When the Congress propaganda failed to weaken the struggle on the basis of concessions and promises, the government resorted to severe repression. Warrants were issued against all the Kisan Sabha and communist workers, but the government failed to arrest them. Angered by this failure, armed police organised a siege on many villages with machine guns directed against the villagers, in order to restrict the movement of people and looted entire villages and auctioned the belongings of the villagers in the name of recovering the fines imposed on the satyagrahis. Peasants and satyagrahis were dragged to the police stations and mercilessly beaten, government officials took the law into their hands, judiciary and executive became tools in the hands of the ruling party. There was no written order issued for any action, officials did whatever they wanted. Lathi charge, tear gas, firing, looting became the order of the day. Hundreds of men and women were arrested in false cases of encounters with police. Jullunder district faced the maximum brunt of the police repression. Women accepted the challenge when police encircled their villages and fought back. They showed unparalleled heroism in the face of police repression. Many communists and Kisan Sabha workers were declared absconders and their properties confiscated.
Functioning of the office of the Kisan Sabha was made impossible. The daily organ of the Communist Party, Navan Zamana, was forced to stop its publication because all its staff were arrested and sent to prison. The mood of the people was such that when the staff of the party organ were arrested, in two-days time many came forward and got the paper started again.
The repression of the government angered the entire people of the state and made it impossible for the government to continue with its repression against the movement. The whole administration was paralysed. The government was left with no other alternative but to surrender before the movement. The chief minister accepted the demands for the reduction in betterment levy and also other demands of the Kisan Sabha. The struggle was called off on March 22, 1959.
All through the struggle, 19,000 volunteers offered satyagraha by obstructing the work of district courts, 10,000 went to jail, 3,000 volunteers got badly beaten by the police and hundreds more were tortured in police stations. Eight comrades, including three women were martyred in police firing; one died in police custody due to torture and two more laid down their lives in prison. Even on the day of withdrawal of the movement, 250 satyagrahis had reached Chandigarh to offer satyagraha and more than 3,000 reached the district courts in different districts of the state and sat on dharna.

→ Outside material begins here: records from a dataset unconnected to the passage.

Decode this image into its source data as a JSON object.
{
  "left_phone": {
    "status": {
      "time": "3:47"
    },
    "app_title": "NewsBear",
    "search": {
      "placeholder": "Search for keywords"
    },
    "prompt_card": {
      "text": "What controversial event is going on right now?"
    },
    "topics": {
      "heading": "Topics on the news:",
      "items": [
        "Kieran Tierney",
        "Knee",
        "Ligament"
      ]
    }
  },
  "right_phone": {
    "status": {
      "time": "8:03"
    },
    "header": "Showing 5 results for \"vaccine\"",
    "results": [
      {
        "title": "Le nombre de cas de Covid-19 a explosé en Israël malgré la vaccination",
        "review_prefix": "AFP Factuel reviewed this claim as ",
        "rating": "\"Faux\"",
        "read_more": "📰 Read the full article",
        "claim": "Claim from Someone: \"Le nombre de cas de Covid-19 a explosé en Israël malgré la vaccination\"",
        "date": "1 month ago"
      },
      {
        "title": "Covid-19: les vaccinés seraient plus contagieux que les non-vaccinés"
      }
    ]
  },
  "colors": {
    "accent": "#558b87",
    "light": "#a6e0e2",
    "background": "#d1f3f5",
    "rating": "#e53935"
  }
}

This movement created significant impact on other states like Rajasthan and Bihar too. The government failed to collect betterment levy anywhere, except some isolated villages in far away areas. This movement gave a big blow to the communal forces by forging the unity of Hindus and Sikhs, amongst the peasantry and between the peasantry and the agricultural labourers. The movement came as a setback to those who were trying to create a wedge between rural and urban population, as it won the support of the urban population to the demands of the peasantry. This struggle also strengthened the unity between the people of Punjab and the region which is now Haryana. The Communist Party and Kisan Sabha spread to new areas and emerged as a strong opposition force to the Congress party and its policies.